### [Problem]
Copy out each line in the listing below where the word "that" appears.

Top of Dataset excerpts

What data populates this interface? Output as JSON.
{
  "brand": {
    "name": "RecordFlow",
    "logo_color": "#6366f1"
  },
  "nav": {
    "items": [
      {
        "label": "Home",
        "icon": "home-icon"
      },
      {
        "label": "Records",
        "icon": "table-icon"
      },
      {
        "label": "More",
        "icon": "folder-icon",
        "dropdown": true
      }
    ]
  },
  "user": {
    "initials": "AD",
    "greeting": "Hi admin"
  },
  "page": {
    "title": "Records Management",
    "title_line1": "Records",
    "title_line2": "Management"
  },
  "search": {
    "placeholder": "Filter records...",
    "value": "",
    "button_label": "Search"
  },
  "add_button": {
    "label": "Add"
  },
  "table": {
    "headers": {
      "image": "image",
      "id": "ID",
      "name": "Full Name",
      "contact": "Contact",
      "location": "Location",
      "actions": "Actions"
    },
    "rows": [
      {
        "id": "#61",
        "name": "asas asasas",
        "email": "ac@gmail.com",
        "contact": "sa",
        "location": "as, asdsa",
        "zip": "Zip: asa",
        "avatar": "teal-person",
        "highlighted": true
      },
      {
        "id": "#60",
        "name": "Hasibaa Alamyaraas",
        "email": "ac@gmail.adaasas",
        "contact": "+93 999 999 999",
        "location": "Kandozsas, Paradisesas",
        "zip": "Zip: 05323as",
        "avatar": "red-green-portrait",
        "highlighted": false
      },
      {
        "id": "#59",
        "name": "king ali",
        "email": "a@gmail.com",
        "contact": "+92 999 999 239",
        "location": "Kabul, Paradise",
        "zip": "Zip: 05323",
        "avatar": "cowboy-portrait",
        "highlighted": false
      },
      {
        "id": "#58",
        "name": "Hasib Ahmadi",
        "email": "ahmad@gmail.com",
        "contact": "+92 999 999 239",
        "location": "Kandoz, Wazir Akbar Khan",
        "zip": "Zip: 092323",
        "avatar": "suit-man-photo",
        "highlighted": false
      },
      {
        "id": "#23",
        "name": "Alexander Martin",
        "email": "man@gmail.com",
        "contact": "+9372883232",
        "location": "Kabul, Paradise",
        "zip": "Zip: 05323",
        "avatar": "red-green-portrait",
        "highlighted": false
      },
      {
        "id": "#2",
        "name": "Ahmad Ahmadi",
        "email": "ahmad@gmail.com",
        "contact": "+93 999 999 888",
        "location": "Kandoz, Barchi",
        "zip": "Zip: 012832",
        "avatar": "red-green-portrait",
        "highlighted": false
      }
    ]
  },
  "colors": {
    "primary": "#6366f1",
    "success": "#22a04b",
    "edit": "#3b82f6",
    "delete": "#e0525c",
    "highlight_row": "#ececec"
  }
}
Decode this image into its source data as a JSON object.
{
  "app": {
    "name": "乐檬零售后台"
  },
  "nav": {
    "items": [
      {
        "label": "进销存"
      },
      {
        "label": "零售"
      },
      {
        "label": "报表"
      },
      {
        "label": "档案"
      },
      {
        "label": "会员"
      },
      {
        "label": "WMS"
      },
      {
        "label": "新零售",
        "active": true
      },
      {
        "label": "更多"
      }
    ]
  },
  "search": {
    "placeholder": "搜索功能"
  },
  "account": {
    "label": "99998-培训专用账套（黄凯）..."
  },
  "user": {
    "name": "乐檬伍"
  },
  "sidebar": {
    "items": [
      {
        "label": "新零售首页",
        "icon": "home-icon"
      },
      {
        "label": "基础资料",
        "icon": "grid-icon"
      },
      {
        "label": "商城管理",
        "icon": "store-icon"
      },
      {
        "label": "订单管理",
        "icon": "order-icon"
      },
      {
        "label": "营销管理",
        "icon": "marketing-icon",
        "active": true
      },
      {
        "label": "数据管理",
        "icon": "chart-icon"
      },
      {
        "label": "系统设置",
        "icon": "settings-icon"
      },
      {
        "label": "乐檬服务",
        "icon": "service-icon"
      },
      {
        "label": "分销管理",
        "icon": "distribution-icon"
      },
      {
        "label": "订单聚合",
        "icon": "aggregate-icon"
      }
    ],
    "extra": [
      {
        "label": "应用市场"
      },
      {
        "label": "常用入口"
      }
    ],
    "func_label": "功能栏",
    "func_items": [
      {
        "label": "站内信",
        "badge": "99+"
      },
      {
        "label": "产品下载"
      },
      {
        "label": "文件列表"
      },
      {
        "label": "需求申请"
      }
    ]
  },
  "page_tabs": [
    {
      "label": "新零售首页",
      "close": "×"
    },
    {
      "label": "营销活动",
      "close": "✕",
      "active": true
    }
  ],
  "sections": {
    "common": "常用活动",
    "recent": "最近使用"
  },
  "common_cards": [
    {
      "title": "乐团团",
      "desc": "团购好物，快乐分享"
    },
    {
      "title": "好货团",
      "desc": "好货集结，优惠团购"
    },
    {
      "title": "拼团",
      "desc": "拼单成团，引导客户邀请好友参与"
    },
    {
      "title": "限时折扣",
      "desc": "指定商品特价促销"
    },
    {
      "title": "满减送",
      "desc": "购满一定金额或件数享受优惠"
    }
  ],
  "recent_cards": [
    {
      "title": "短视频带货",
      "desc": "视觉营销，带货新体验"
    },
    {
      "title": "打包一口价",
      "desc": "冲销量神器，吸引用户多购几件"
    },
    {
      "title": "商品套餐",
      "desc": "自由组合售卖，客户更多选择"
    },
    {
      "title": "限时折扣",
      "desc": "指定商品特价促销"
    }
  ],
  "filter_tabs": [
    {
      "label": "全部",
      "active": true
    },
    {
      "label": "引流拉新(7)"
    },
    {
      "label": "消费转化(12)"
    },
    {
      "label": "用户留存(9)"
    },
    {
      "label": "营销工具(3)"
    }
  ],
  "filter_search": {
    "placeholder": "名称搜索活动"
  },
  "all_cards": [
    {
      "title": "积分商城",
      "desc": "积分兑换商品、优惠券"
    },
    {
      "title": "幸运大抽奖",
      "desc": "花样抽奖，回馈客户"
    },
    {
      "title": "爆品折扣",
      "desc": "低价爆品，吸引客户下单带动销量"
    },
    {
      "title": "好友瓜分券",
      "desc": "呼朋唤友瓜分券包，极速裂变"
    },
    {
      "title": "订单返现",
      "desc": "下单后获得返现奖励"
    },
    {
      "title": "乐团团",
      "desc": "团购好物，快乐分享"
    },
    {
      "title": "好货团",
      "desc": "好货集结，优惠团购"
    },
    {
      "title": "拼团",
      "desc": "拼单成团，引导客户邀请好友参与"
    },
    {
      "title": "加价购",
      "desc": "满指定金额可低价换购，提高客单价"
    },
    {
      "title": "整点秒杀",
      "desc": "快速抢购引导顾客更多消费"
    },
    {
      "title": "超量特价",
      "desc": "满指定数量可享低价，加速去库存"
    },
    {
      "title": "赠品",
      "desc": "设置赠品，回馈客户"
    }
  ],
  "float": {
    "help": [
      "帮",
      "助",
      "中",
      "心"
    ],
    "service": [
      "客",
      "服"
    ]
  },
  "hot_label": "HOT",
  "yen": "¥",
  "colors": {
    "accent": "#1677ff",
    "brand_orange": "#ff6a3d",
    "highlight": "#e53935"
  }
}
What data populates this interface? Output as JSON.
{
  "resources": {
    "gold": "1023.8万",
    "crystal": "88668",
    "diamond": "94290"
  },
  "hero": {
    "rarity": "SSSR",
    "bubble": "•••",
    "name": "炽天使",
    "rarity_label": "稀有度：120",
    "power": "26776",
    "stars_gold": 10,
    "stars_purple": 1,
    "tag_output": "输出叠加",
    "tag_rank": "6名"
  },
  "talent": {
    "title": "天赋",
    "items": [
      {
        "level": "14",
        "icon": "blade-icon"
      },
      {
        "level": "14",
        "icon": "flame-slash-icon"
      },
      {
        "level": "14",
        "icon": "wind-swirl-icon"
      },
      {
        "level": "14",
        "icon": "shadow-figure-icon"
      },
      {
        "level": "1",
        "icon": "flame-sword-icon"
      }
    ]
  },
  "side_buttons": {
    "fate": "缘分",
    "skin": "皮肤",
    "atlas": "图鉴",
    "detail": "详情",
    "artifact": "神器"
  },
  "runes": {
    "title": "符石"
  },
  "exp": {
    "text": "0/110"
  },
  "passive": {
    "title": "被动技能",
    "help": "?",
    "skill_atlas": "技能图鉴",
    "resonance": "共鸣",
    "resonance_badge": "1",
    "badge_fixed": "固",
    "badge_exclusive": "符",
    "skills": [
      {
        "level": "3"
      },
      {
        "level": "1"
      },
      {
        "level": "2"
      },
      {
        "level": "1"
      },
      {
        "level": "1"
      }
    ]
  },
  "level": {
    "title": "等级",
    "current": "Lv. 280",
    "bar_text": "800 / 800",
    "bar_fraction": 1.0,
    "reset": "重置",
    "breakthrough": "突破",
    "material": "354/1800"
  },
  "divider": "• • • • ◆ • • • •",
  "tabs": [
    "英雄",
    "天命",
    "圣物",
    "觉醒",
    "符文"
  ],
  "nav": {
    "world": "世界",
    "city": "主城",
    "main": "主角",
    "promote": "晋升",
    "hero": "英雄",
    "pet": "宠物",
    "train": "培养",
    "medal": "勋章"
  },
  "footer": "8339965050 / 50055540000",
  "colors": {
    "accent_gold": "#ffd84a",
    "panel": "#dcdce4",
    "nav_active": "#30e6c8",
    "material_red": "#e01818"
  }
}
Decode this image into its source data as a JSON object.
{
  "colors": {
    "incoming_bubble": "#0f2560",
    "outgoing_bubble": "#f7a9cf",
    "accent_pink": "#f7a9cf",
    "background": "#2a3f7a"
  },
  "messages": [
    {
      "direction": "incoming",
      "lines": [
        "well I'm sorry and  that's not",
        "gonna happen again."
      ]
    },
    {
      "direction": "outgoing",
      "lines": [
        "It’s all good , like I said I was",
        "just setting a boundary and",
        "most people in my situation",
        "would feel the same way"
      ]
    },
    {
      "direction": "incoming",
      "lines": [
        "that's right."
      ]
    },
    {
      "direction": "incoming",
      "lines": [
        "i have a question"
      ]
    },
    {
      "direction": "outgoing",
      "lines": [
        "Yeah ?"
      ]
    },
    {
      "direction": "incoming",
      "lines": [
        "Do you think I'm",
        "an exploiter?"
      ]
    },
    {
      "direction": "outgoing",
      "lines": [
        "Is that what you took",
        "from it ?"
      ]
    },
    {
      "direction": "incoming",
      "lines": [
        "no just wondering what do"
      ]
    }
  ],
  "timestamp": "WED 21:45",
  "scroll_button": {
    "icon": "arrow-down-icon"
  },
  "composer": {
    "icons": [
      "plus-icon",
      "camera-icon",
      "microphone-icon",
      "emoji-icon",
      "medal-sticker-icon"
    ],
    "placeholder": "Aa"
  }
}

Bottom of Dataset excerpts

### [Solution to the problem]
        "well I'm sorry and  that's not",
        "that's right."
        "Is that what you took",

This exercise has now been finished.